As you probably picked up from reading all that, Warm Bodies is part Romeo and Juliet-meets-the-zombpocalypse – and, of course, the book/film both invite comparisons to the Twilight series for that reason.
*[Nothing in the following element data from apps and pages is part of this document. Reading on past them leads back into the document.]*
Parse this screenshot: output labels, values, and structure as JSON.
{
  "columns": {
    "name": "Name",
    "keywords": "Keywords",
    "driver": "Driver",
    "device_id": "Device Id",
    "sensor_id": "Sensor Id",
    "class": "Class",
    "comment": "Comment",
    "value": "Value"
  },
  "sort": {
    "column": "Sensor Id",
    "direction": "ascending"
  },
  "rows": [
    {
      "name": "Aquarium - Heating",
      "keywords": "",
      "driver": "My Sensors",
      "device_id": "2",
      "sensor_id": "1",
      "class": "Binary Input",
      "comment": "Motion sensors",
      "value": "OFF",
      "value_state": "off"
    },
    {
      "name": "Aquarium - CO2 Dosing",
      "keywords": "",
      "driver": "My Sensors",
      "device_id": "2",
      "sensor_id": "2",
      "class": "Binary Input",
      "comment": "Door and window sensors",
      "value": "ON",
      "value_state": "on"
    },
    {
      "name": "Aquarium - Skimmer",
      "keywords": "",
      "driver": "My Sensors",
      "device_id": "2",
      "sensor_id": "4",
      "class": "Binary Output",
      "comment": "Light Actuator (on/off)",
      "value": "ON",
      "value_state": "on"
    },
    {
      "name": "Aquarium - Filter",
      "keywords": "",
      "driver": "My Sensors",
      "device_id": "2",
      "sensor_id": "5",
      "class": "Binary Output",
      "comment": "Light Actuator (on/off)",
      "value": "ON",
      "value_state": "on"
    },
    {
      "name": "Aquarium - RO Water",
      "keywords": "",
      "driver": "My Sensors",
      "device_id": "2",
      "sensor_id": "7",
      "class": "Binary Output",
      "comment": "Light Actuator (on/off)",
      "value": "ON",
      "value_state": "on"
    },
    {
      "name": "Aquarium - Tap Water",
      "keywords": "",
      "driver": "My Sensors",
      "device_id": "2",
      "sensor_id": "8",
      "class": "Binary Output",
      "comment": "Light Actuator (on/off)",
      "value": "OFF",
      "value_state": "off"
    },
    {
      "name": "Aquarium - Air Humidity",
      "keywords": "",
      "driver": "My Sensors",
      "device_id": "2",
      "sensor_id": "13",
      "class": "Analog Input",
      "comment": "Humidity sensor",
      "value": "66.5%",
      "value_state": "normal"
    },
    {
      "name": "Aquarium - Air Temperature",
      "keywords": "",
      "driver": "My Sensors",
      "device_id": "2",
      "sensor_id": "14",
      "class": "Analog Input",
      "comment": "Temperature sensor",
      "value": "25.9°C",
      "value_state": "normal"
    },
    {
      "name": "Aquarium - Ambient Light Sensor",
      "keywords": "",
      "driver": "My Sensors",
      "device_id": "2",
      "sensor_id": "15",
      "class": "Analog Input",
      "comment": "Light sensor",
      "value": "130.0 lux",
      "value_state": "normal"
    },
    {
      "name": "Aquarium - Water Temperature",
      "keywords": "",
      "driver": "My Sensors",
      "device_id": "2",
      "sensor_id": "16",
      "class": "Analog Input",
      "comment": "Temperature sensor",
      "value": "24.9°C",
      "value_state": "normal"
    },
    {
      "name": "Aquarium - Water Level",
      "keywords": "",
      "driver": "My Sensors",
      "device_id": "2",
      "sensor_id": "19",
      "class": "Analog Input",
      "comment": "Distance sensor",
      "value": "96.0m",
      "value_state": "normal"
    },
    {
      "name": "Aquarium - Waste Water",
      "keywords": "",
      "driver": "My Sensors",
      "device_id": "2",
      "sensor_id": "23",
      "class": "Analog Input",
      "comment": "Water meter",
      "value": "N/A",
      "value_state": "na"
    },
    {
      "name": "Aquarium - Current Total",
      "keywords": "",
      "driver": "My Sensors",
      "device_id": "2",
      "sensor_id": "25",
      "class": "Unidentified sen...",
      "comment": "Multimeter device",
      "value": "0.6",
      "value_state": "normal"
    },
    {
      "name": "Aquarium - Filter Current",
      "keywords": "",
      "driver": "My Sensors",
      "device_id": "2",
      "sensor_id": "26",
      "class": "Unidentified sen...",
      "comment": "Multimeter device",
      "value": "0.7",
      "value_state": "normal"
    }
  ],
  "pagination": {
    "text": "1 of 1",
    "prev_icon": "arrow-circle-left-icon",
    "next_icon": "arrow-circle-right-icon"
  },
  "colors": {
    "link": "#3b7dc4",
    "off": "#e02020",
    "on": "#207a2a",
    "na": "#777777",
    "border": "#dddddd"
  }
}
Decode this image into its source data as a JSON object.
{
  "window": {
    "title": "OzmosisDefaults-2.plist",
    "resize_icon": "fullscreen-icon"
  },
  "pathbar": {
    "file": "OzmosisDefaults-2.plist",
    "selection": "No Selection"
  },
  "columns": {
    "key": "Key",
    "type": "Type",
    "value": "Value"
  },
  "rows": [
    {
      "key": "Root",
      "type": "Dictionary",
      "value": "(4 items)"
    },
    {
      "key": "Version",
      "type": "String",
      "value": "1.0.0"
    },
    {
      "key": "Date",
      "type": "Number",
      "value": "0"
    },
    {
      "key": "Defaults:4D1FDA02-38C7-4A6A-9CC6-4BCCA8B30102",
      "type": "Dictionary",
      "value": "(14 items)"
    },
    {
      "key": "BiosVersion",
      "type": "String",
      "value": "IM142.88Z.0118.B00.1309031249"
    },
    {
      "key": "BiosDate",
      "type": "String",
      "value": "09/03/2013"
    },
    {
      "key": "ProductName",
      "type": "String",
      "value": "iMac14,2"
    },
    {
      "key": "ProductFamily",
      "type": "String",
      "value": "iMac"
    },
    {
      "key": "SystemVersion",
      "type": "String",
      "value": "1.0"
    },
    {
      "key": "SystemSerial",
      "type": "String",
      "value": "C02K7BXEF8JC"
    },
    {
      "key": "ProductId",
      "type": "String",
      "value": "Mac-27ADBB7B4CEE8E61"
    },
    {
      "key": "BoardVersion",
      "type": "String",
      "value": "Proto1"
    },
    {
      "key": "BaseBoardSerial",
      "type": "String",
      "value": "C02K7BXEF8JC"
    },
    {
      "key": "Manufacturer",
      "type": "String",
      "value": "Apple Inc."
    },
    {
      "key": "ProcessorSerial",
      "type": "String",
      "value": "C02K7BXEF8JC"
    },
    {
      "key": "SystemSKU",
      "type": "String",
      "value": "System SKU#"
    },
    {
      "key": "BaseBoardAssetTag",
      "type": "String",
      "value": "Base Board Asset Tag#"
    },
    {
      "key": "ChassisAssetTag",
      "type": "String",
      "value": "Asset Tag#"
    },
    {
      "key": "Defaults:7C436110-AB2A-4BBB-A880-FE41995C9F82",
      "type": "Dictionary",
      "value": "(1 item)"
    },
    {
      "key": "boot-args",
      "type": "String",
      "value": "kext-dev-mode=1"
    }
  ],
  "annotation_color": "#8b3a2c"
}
Heck, even Hoult’s makeup job and colorless complexion as R bears more than a passing resemblance to that of Robert Pattinson as Edward Cullen, as you may note while checking out the following pics of the actor in Warm Bodies:
All that said, Warm Bodies doesn’t violate traditional zombie mythos to the degree that Stephenie Meyer’s (in)famous young adult literature (and it cinematic counterparts) does with vampires; nor does it take place against a familiar everyday backdrop or involve regular teens like either the Twilight franchise or any of its obvious imitators (ex. I Am Number Four).
Warm Bodies also has the benefit of a cast that includes experienced veterans and up-and-comers alike, including Hoult, Teresa Palmer (The Sorcerer’s Apprentice), John Malkovich (RED), Rob Corddry (Hot Tub Time Machine), Dave Franco (the upcoming 21 Jump Street) and Analeigh Tipton (Crazy, Stupid, Love.).
Lastly – seeing how Levine was by and large successful at mixing cathartic laughs with serious drama involving a subject as volatile as cancer in 50/50, he seems as well-positioned as anyone to make an unorthodox love story about a young woman and an undead monster work onscreen.
We will see how it all pans out when Warm Bodies lumbers into theaters around the U.S. on August 10th, 2012.